Golf etiquette for beginners

A guide to golf etiquette for beginnersThis guide to golf etiquette for beginners serves as a basic introduction to the finer points of the game.

Golf is probably the most sporting game of all. After all, there are not many sports where players are expected to, and do call their own penalties on themselves. It’s this tradition that has earned golf its reputation as the game of gentlemen. But not all new players are necessarily aware of all the intricacies of the game, or what’s expected of them on the course.

A guide to golf etiquette for beginners

Dress code

There are certain standards you must adhere to before you even take that first tee shot. Firstly, most golf courses have dress codes that dictate how you dress for your round. For example, on most courses you won’t be allowed to wear running shorts, tracksuits, or t-shirts.

Your shoes are another important part of your golfing outfit. You may not yet have dedicated golfing shoes with spikes. If not, make sure you don’t wear any footwear with deep, rough treads that may cut up the putting greens.

Make the tee time

When you have a tee time for your round make sure you’re there in plenty of time. You should finish any warm up or practice shots early enough to leave yourself plenty of time to get to the first tee.

Playing order

When you’re playing in a group you can tee off in any order you choose on the first tee. After that, the convention is that on each subsequent hole the players in the group hit their tee shots in the order of the lowest scores on the previous hole.
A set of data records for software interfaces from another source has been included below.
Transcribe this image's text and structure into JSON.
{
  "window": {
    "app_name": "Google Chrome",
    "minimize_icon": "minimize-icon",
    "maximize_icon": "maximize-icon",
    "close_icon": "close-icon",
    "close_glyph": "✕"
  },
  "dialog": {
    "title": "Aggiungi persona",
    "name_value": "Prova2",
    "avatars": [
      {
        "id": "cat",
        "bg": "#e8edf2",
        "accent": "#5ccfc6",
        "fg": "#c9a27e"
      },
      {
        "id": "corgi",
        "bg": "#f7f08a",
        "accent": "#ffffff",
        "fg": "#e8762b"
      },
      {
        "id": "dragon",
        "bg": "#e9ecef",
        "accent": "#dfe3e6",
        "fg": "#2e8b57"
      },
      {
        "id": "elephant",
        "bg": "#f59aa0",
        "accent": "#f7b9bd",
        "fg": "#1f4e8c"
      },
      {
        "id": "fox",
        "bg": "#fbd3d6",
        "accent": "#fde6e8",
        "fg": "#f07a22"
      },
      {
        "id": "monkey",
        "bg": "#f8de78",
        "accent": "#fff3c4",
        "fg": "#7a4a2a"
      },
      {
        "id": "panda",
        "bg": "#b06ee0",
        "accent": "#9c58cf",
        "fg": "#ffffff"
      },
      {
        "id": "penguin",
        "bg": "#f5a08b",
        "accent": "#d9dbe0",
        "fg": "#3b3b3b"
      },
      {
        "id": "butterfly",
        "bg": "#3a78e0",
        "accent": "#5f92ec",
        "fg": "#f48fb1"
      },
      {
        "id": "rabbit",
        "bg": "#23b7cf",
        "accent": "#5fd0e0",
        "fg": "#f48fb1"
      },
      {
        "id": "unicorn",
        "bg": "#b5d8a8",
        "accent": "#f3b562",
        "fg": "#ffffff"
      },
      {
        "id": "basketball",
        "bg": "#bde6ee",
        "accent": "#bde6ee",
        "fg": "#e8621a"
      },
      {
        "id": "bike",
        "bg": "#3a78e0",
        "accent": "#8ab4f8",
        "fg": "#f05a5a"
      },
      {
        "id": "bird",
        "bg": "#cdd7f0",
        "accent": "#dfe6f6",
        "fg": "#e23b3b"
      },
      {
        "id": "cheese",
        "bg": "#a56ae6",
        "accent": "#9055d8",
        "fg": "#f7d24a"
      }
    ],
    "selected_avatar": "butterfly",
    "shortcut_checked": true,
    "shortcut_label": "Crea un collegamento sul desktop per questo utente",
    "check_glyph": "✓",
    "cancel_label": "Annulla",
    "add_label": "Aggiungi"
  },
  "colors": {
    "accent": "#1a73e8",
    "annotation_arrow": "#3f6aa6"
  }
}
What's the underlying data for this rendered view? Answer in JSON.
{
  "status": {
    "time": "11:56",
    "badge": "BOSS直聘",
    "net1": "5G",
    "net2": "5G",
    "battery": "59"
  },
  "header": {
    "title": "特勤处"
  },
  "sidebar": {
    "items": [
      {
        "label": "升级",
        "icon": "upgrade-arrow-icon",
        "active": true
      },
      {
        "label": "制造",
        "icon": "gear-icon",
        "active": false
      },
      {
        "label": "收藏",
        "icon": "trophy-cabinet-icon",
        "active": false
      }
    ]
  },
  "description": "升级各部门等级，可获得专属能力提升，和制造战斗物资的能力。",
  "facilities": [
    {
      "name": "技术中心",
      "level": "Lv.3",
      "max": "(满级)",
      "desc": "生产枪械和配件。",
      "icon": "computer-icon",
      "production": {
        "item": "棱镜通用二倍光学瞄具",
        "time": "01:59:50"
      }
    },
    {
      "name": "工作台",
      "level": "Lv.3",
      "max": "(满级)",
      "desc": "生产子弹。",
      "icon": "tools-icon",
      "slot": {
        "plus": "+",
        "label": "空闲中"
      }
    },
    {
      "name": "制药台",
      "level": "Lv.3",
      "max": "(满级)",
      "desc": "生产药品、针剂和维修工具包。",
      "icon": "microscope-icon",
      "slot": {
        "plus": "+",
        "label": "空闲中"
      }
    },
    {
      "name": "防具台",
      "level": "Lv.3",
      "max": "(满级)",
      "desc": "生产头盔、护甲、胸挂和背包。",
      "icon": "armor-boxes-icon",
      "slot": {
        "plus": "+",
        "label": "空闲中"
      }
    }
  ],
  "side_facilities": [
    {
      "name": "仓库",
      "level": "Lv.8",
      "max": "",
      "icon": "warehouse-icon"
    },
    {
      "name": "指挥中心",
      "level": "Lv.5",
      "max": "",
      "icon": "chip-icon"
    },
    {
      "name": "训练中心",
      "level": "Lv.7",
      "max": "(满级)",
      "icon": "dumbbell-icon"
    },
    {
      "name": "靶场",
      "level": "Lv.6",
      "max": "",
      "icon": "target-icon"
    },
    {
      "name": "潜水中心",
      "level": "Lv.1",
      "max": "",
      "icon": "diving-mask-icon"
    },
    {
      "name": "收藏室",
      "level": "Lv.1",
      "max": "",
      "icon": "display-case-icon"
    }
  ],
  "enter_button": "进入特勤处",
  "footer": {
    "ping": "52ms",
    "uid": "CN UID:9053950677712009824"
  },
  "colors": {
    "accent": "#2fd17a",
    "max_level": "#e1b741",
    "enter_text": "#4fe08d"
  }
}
So the player who scored the least on the last hole tees off first on the next hole, followed by the player who got the second lowest score and so on. If two players scored the same on the previous hole, these players tee off in the order they did previously.

After the tee shots, the group should proceed down the fairway preparing for their next shots. The player who is furthest from the hole plays their second shot first, then the next furthest away and so on. The rest of the group shouldn’t continue on to their balls until the first player has played their next shot. Instead they should remain behind the player until after they’ve played their shot. In this way, they don’t distract the player and they’re not in the line of fire, so to speak.

This convention should be followed until all players are on the green. At this point, it is again the player who’s furthest from the hole who is first to putt.

Pace of play

You should avoid playing to slowly as this causes the group behind you to have to wait which has a knock-on effect for the following groups causing them all to back up.

Walk at a brisk pace between shots, and don’t take long over each shot. Start planning your shot as you walk to your ball.

Take care of the course

It’s important that you look after the golf course as you make your way around it. So you should replace your divots as best you can. This isn’t always easy, but put the turf back in place and press it down with the heel of your shoe, especially round the edges.

After playing bunker shots, rake the sand smooth using the provided rakes. This includes both where your club struck the sand and your footprints from walking in the bunker. When entering a bunker you should always do so from below the ball and as close to the ball as possible. Avoid standing on the steep face of bunkers. After raking, leave the rake in the bunker or somewhere close to it.

On the green

On the green, repair any pitch mark your ball made when it landed. Use a tee or a specialist repair tool to flatten the edges of the pitch mark and then firm it down with your putter.

The putting line is the imaginary line between a ball and the hole. It’s considered very bad golf etiquette to walk on the putting line of an opponent so make sure you don’t do this.

If your ball has ended up in the way of another player’s, you should offer to move it while they take their putt. Mark the position of your ball by placing a marker or small coin behind it, then lift up your ball. Then place your putter so the heel is touching the marker and the club is pointing at a 90 degree angle from the marker. Next, move your marker from the heel to the toe of your putter. Once the other player has putted, reverse this process to replace your ball in the correct position.

When anothe player is putting, make sure you keep still and don’t stand anywhere in their sight line where you may distract them. Also, don’t make any noise that may put them off.

Once everyone has finished the hole, move to the next tee straight away. Don’t keep other players behind you waiting by standing on the green and filling in your scorecards.


Golf is a sport with its own unique codes and conventions. Follwing the advice in this guide to golf etiquette will help prevent you doing something wrong and annoying other golfers.

Good luck on the course!